Christmas 1977: Charlie Chaplin dies. The most renowned of all silent-film actors is truly silenced.
Christmas, 1978: Bert doesn’t have enough money to buy a Christmas present for Ernie. So he sells his beloved paper-clip collection to Mr. Hooper, and uses the money to buy a soap dish for Ernie’s beloved Rubber Duckie. But Ernie doesn’t have enough money to buy a present for Bert, either, so he sells his Duckie to Mr. Hooper, and uses the money to buy a cigar box, perfect for storing Bert’s collection. Then Mr. Hooper comes over and gives them presents: Bert gets his paper clips back, Ernie gets his Duckie back, and the boys tell Mr. Hooper – who’s Jewish, and has been wished a Happy Hanukkah by Bob – that they’re sorry they didn’t get him anything. He tells the boys, “I got the best Christmas present ever: I got to see that everybody got exactly what they wanted.” Bert was a puppet operated by Frank Oz, Ernie by Muppets creator Jim Henson. Mr. Hooper was played by Will Lee, and Bob by Bob McGrath.
Christmas 1989: Romanian dictator Nicolae Ceausescu is overthrown, in the latest chapter of the anti-Communist revolutions of Eastern Europe of that amazing year. He and his wife Elena are executed. Legendary Yankee manager Billy Martin is killed in a drunken-driving crash near his home in Johnson City, New York. Compared to them, the Wet Bandits, played by Joe Pesci and Daniel Stern in the film "Home Alone," got off considerably easier, despite being tormented by Kevin McCallister, the child protector of the home they were invading in Shermer, Illinois. Kevin was played by Macaulay Culkin.
Christmas 1990: What would become known as the World Wide Web gets its first trial run.
Christmas 1991: Mikhail Gorbachev resigns as President of the Soviet Union. He had become the opposite of “a man without a country”: He was, in effect, a one-man country. The next day, the Supreme Soviet dissolved, its last act being to dissolve the Soviet Union itself after 74 years.
Christmas 1994: Tim Taylor has to tell his son Randy, who wants to spend Christmas at a ski lodge with his friends, “Christmas isn’t about being with people you like! It’s about being with your family!” The show was “Home Improvement,” Tim was played by Tim Allen, and Randy by Jonathan Taylor Thomas.
Christmas 1995: Dean Martin dies.
Christmas 1996: JonBenet Ramsey is found murdered. Her killer has never been definitively identified.
Christmas 1997: Denver Pyle, best known as Uncle Jesse on “The Dukes of Hazzard,” dies.
Christmas 2006: James Brown, the Godfather of Soul, dies.
Christmas 2008: Eartha Kitt dies. The singer of “Santa Baby” and one of 3 women to play Catwoman on the 1960s “Batman” series apparently had used up her 9th life, but what a life it was.
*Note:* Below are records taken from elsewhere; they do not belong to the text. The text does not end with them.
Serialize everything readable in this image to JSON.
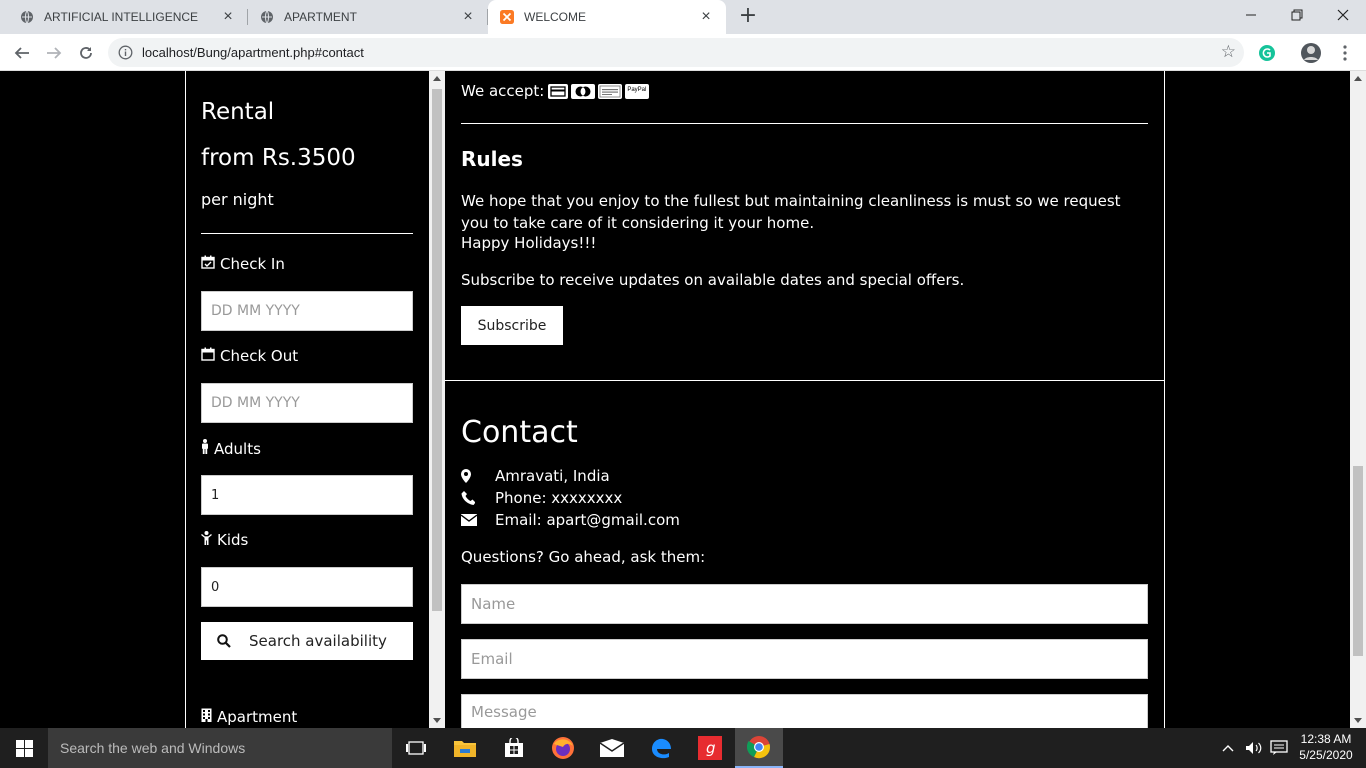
{
  "browser": {
    "tabs": [
      {
        "title": "ARTIFICIAL INTELLIGENCE",
        "close": "×"
      },
      {
        "title": "APARTMENT",
        "close": "×"
      },
      {
        "title": "WELCOME",
        "close": "×"
      }
    ],
    "new_tab": "+",
    "url": "localhost/Bung/apartment.php#contact"
  },
  "sidebar": {
    "heading": "Rental",
    "price": "from Rs.3500",
    "per": "per night",
    "check_in_label": "Check In",
    "check_in_placeholder": "DD MM YYYY",
    "check_out_label": "Check Out",
    "check_out_placeholder": "DD MM YYYY",
    "adults_label": "Adults",
    "adults_value": "1",
    "kids_label": "Kids",
    "kids_value": "0",
    "search_button": "Search availability",
    "apartment_link": "Apartment"
  },
  "main": {
    "we_accept": "We accept:",
    "payment_cards": [
      "card-icon",
      "mastercard-icon",
      "amex-icon",
      "paypal-icon"
    ],
    "paypal_text": "PayPal",
    "rules_title": "Rules",
    "rules_text": "We hope that you enjoy to the fullest but maintaining cleanliness is must so we request you to take care of it considering it your home.",
    "rules_text2": "Happy Holidays!!!",
    "subscribe_text": "Subscribe to receive updates on available dates and special offers.",
    "subscribe_button": "Subscribe",
    "contact_title": "Contact",
    "address": "Amravati, India",
    "phone": "Phone: xxxxxxxx",
    "email": "Email: apart@gmail.com",
    "questions": "Questions? Go ahead, ask them:",
    "name_placeholder": "Name",
    "email_placeholder": "Email",
    "message_placeholder": "Message"
  },
  "taskbar": {
    "search_placeholder": "Search the web and Windows",
    "time": "12:38 AM",
    "date": "5/25/2020"
  }
}
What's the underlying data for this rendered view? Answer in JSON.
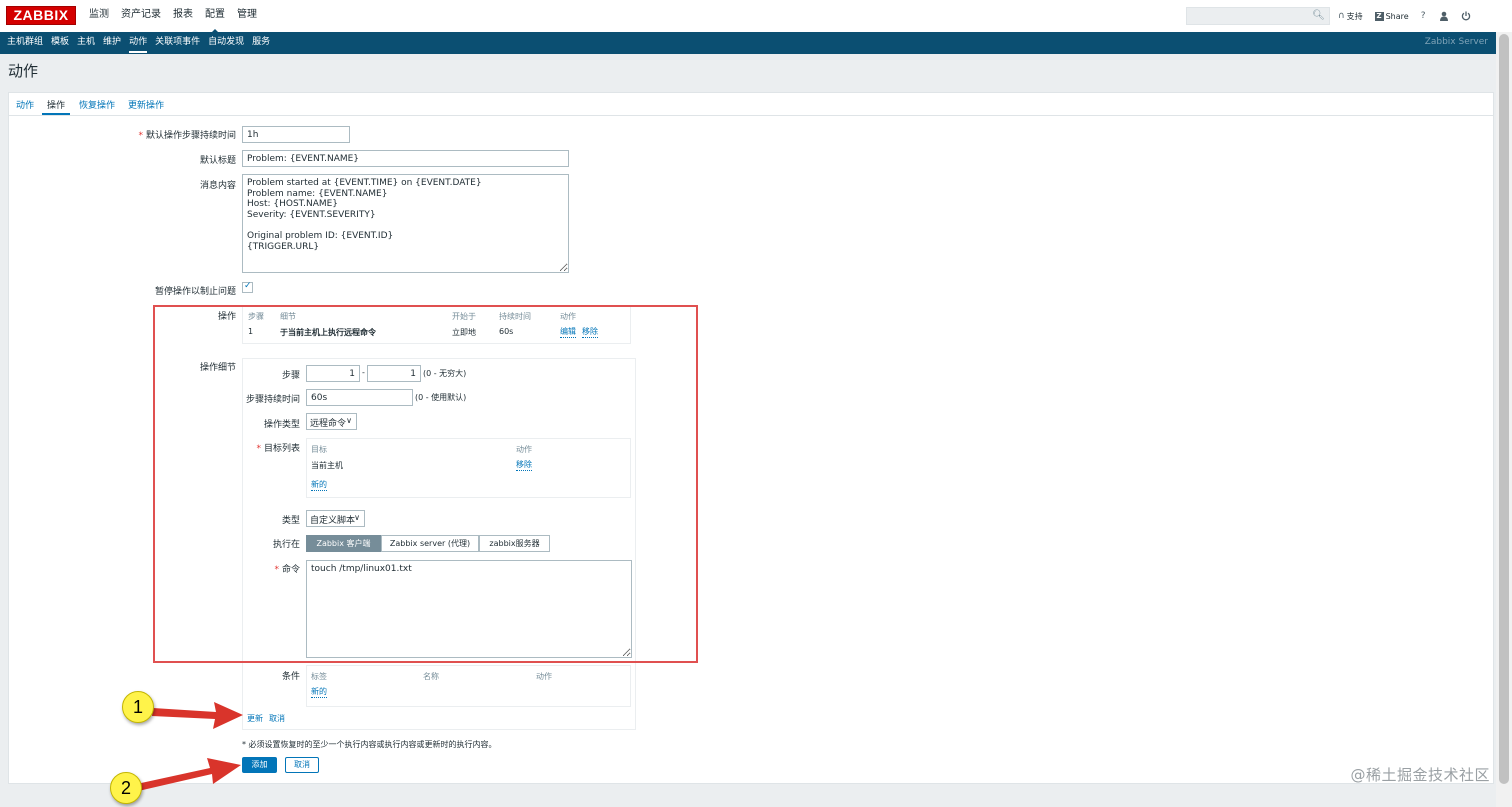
{
  "header": {
    "logo": "ZABBIX",
    "menu": [
      "监测",
      "资产记录",
      "报表",
      "配置",
      "管理"
    ],
    "support": "支持",
    "share": "Share",
    "help": "?",
    "icons": [
      "search-icon",
      "headset-icon",
      "help-icon",
      "user-icon",
      "power-icon"
    ]
  },
  "subnav": {
    "items": [
      "主机群组",
      "模板",
      "主机",
      "维护",
      "动作",
      "关联项事件",
      "自动发现",
      "服务"
    ],
    "server_name": "Zabbix Server"
  },
  "page": {
    "title": "动作"
  },
  "tabs": [
    "动作",
    "操作",
    "恢复操作",
    "更新操作"
  ],
  "form": {
    "step_duration_label": "默认操作步骤持续时间",
    "step_duration_value": "1h",
    "default_subject_label": "默认标题",
    "default_subject_value": "Problem: {EVENT.NAME}",
    "message_label": "消息内容",
    "message_value": "Problem started at {EVENT.TIME} on {EVENT.DATE}\nProblem name: {EVENT.NAME}\nHost: {HOST.NAME}\nSeverity: {EVENT.SEVERITY}\n\nOriginal problem ID: {EVENT.ID}\n{TRIGGER.URL}",
    "pause_label": "暂停操作以制止问题",
    "pause_checked": true
  },
  "operations": {
    "label": "操作",
    "headers": [
      "步骤",
      "细节",
      "开始于",
      "持续时间",
      "动作"
    ],
    "rows": [
      {
        "step": "1",
        "detail": "于当前主机上执行远程命令",
        "start": "立即地",
        "duration": "60s",
        "edit": "编辑",
        "remove": "移除"
      }
    ]
  },
  "details": {
    "label": "操作细节",
    "steps_label": "步骤",
    "step_from": "1",
    "step_dash": "-",
    "step_to": "1",
    "step_hint": "(0 - 无穷大)",
    "duration_label": "步骤持续时间",
    "duration_value": "60s",
    "duration_hint": "(0 - 使用默认)",
    "optype_label": "操作类型",
    "optype_value": "远程命令",
    "targets_label": "目标列表",
    "targets_headers": [
      "目标",
      "动作"
    ],
    "target_row": {
      "name": "当前主机",
      "remove": "移除"
    },
    "targets_new": "新的",
    "type_label": "类型",
    "type_value": "自定义脚本",
    "execute_label": "执行在",
    "execute_options": [
      "Zabbix 客户端",
      "Zabbix server (代理)",
      "zabbix服务器"
    ],
    "command_label": "命令",
    "command_value": "touch /tmp/linux01.txt",
    "conditions_label": "条件",
    "conditions_headers": [
      "标签",
      "名称",
      "动作"
    ],
    "conditions_new": "新的",
    "update_link": "更新",
    "cancel_link": "取消"
  },
  "footer": {
    "note": "* 必须设置恢复时的至少一个执行内容或执行内容或更新时的执行内容。",
    "add_button": "添加",
    "cancel_button": "取消"
  },
  "annotations": {
    "callout1": "1",
    "callout2": "2",
    "highlight_color": "#e05050",
    "arrow_color": "#d9342b"
  },
  "watermark": "@稀土掘金技术社区",
  "colors": {
    "logo_red": "#d40000",
    "subnav_blue": "#0b4f72",
    "link_blue": "#0275b8"
  }
}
Christmas 2011: May your days be merry and bright. God bless us, every one. Merry Christmas to all, and to all a good night. Sleep in heavenly peace.